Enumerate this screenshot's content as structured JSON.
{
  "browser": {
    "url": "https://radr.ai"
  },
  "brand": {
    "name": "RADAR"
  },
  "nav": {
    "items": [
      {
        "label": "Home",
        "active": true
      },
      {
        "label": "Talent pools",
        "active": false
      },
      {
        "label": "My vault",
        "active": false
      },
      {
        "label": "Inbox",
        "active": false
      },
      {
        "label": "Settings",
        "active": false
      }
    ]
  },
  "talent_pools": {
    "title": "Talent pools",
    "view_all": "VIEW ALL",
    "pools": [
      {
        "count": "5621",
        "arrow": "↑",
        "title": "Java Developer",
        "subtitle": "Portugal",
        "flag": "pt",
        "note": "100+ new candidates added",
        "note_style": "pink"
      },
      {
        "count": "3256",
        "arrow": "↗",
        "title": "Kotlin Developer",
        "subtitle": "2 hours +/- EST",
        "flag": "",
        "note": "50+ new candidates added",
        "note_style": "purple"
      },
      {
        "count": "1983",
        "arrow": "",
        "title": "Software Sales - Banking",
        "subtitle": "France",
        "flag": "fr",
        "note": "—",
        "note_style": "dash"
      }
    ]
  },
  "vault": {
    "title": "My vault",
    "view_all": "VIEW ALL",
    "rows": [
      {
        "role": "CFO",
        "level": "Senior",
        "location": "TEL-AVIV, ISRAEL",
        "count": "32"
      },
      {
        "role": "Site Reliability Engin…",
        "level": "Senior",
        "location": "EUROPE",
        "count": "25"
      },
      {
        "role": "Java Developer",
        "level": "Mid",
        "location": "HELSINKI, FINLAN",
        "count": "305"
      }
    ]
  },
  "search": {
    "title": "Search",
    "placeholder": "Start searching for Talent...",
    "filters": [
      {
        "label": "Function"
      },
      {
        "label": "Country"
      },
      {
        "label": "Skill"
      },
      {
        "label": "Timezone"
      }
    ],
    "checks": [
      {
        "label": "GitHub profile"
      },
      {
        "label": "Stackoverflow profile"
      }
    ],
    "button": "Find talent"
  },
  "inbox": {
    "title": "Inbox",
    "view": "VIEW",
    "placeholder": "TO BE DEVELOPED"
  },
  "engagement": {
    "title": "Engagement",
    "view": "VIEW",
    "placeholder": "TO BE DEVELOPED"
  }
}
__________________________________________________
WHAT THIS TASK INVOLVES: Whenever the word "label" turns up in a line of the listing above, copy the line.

EXERCISE RESPONSE:
        "label": "Home",
        "label": "Talent pools",
        "label": "My vault",
        "label": "Inbox",
        "label": "Settings",
        "label": "Function"
        "label": "Country"
        "label": "Skill"
        "label": "Timezone"
        "label": "GitHub profile"
        "label": "Stackoverflow profile"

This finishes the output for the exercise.